Mableton First Baptist Food Delivery
September 28, 2009
We gathered at Mableton First Baptist on Monday afternoon and prepared hamburger and hotdog lunches, probably about 400, to take to some of the neighborhoods hardest hit by the flood. About five hard-hit areas had been targeted for our effort, shown roughly on the map below. By this time the waters had receded to show the devastation and whole streets had furnishings piled at the street, reminiscent of what we had seen in Katrina.
I parked near the lake on Cardell and walked over the hump to see the water at the intersection of Maxham Road and Old Alabama Road. As a reference for depth, you can see the top of the intersection sign just below and to the right of the blue-tarped sign of the old BP Station that was there. The bridge across the Sweetwater Creek is about 50 yards down Old Alabama to the left, so the water had to be 10 feet over the roadway of that bridge.
Apparently only the house closest to the creek on Cardell Road took water in the house, although the yard of the second house was full of water.
Unfortunately for that closest family to the creek, the water came to the top of their lower carport and apparently filled the bottom floor of the house.
I was interested to see the Maxham/Old Alabama intersection from the Maxham Road side, but when I drove around there I found that the dip in Maxham Road close to Thornton Road was also flooded. The Douglas County Sherrif's office had a bus there and they were ferrying out stranded residents on a small boat.

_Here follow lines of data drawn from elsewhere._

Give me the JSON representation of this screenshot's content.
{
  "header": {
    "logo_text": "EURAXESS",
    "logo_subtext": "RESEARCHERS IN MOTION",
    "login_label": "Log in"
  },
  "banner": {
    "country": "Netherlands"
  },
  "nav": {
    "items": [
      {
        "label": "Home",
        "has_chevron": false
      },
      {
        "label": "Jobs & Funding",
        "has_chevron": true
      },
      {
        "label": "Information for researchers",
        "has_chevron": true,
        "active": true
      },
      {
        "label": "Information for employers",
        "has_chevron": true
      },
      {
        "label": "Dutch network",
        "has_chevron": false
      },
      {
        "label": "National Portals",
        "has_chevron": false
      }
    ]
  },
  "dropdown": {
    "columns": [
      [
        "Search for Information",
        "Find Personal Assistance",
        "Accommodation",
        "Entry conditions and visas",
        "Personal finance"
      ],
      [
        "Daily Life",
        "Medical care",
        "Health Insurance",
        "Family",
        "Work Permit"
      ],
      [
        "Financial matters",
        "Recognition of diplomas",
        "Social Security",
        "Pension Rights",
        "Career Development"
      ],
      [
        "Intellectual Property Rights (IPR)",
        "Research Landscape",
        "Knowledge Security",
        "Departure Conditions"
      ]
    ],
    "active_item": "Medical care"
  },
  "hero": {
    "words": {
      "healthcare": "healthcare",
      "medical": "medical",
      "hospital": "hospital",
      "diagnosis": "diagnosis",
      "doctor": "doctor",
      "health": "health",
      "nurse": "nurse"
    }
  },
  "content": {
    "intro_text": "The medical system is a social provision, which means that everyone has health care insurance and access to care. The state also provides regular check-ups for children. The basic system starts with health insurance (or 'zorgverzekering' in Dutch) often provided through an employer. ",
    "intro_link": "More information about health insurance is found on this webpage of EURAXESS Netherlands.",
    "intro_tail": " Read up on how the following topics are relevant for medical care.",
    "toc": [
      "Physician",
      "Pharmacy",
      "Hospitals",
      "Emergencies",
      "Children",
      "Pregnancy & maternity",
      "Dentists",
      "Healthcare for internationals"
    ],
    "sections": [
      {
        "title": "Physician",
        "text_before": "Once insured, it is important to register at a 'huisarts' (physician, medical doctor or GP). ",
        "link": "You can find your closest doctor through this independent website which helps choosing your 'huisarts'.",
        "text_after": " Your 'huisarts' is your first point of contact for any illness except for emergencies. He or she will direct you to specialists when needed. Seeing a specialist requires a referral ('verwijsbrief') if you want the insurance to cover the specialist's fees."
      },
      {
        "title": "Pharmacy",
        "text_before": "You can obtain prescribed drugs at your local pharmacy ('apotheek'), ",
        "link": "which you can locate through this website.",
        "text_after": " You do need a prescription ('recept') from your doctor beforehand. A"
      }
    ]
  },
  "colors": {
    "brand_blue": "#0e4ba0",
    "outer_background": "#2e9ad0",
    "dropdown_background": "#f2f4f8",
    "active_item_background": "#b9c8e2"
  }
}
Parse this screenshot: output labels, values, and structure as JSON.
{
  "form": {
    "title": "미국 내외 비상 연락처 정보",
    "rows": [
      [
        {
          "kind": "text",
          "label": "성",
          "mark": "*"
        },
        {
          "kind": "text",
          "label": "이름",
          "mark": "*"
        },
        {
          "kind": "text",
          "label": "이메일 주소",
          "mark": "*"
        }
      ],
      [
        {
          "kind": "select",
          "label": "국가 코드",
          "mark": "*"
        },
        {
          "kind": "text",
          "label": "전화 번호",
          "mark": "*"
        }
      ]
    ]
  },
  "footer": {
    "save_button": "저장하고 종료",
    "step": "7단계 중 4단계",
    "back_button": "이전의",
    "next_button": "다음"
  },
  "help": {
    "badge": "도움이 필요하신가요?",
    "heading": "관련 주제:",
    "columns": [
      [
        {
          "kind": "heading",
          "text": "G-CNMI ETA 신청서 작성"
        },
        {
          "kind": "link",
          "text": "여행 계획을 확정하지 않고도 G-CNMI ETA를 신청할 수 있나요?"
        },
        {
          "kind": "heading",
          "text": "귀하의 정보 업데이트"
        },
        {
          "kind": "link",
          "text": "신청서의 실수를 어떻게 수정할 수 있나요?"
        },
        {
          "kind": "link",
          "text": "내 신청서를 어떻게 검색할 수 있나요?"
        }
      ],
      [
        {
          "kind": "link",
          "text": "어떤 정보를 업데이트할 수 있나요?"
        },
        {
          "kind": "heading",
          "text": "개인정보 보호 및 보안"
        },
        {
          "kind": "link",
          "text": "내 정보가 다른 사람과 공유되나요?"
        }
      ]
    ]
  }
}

I headed down Thornton Road to try to get to Bankhead Highway, but Thornton was also closed at a bridge. Blair Bridge toward Sweetwater Park was closed, so I headed back to Factory Shoals and went home.
All three area bridges across the Chattahoochie River had been closed on Tuesday as the river crested, but I was able to cross it to go in to Georgia State on Wednesday, Sep 23. The river was just a few feet below the roadway.
Upon my return from Atlanta, the Chattahoochie River bridge on the expressway I-20 had just been opened to traffic and I got this view of the river from that bridge. It's hard to gauge how far it is above normal, but I have never seen it this high. It is usually tucked well inside the tree line. As I passe the bridge I saw water marks six to eight feet above the current water line, so it had been that much higher.